Component data from apps and pages
----------------
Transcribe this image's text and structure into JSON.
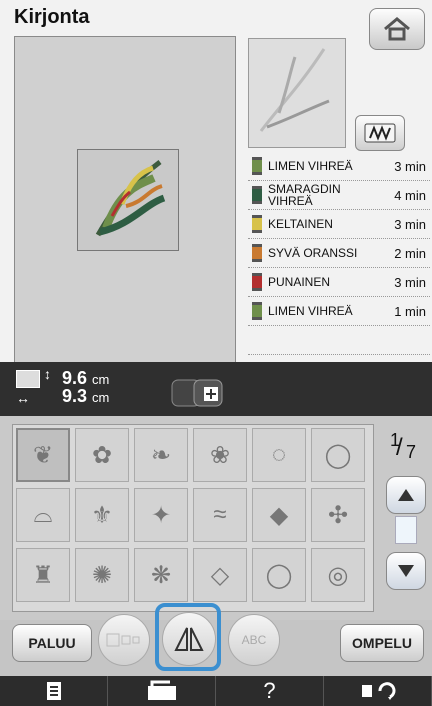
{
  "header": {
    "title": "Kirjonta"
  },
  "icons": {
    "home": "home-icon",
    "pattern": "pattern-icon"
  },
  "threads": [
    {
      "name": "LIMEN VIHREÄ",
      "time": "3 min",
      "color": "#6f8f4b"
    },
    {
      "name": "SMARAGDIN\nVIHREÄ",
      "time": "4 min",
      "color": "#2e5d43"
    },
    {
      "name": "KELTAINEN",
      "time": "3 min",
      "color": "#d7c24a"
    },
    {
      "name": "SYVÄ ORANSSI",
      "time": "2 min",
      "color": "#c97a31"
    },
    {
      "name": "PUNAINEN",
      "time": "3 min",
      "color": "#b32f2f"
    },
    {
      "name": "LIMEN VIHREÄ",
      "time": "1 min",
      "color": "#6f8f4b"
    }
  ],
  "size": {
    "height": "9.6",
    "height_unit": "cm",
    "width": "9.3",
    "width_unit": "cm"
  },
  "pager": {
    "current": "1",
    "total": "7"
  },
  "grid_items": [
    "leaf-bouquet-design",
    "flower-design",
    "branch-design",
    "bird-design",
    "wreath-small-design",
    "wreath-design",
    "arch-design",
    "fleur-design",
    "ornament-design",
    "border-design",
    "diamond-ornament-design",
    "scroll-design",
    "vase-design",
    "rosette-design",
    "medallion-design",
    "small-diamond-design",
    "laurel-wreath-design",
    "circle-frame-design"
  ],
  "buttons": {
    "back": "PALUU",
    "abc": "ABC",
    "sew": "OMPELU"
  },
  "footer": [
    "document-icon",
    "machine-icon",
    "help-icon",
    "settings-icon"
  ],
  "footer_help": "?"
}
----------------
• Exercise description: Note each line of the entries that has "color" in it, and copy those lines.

• Exercise result:
      "color": "#6f8f4b"
      "color": "#2e5d43"
      "color": "#d7c24a"
      "color": "#c97a31"
      "color": "#b32f2f"
      "color": "#6f8f4b"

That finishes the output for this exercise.